**How to complete this task:** Across the records that follow, count each line holding "value", and write only the total.

**Data entries:**
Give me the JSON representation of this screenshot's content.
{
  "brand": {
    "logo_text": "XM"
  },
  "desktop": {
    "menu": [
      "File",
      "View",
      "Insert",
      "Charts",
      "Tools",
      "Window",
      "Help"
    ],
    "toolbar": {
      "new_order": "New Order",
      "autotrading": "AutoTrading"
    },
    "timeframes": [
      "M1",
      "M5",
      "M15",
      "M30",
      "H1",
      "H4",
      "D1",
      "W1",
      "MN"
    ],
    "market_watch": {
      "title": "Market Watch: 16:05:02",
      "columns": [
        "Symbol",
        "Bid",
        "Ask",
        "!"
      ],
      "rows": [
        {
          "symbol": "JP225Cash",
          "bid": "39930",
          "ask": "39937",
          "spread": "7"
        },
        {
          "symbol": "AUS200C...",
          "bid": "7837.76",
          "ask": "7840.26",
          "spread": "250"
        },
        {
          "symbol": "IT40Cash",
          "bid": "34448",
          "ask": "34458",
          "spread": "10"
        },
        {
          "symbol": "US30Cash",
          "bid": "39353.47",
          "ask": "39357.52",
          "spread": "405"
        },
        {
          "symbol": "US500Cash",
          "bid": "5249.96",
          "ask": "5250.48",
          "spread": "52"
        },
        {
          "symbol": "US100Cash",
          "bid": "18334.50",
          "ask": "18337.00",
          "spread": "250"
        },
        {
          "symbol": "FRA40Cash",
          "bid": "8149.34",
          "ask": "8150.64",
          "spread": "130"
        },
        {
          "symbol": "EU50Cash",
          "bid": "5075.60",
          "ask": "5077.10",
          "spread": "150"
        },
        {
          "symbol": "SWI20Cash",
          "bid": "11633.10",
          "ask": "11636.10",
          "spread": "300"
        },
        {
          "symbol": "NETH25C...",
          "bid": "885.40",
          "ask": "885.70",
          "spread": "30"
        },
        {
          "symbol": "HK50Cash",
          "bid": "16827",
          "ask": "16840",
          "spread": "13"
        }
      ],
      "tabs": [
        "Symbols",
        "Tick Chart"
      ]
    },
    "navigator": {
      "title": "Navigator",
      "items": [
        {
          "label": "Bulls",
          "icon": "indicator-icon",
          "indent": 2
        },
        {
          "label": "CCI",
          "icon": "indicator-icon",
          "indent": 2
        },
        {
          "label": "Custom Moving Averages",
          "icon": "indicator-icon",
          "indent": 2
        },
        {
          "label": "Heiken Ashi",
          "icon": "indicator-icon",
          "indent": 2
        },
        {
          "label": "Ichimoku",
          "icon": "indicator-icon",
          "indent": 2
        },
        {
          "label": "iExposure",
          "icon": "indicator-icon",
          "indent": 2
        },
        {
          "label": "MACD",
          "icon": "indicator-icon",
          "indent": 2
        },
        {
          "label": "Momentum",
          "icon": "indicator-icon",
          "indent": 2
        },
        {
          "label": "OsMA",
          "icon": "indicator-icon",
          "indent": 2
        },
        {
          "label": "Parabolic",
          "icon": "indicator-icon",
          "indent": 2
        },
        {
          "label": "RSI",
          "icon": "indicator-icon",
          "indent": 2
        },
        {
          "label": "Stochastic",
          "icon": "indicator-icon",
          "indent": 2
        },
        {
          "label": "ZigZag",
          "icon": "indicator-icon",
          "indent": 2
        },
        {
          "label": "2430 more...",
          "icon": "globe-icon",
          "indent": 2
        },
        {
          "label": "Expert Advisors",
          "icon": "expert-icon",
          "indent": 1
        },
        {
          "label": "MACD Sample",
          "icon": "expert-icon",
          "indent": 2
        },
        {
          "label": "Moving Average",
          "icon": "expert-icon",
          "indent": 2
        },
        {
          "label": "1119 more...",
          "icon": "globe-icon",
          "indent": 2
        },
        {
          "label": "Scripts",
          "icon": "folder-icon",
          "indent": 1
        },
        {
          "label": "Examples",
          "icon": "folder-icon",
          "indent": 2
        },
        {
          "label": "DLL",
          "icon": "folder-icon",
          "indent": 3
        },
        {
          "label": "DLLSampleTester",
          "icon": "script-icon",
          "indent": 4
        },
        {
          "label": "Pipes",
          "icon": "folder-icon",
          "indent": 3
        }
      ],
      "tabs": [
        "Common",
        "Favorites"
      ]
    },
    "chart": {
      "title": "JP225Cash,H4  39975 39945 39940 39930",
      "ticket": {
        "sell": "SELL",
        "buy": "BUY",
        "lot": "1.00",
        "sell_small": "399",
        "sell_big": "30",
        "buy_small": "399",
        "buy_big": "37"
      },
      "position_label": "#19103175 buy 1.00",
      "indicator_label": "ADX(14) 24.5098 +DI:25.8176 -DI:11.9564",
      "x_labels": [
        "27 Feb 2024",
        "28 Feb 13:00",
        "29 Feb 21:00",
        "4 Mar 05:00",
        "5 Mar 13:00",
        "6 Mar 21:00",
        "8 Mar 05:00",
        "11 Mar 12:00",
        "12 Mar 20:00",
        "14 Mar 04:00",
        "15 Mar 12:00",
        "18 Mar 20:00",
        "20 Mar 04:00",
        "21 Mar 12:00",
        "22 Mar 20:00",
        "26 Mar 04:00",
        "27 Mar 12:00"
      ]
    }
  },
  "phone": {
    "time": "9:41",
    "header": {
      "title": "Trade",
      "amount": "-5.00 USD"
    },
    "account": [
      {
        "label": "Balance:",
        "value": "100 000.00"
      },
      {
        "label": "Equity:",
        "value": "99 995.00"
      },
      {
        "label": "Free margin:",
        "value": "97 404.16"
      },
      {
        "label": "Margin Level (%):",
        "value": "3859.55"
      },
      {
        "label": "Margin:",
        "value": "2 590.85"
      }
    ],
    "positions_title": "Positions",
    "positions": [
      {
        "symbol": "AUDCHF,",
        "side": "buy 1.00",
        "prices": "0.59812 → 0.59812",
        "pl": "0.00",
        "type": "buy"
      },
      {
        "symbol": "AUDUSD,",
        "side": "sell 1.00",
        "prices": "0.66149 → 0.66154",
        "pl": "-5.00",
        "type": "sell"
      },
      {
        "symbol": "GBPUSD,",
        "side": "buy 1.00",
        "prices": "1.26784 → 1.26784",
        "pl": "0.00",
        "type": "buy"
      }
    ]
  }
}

**Solution for this exercise:** 5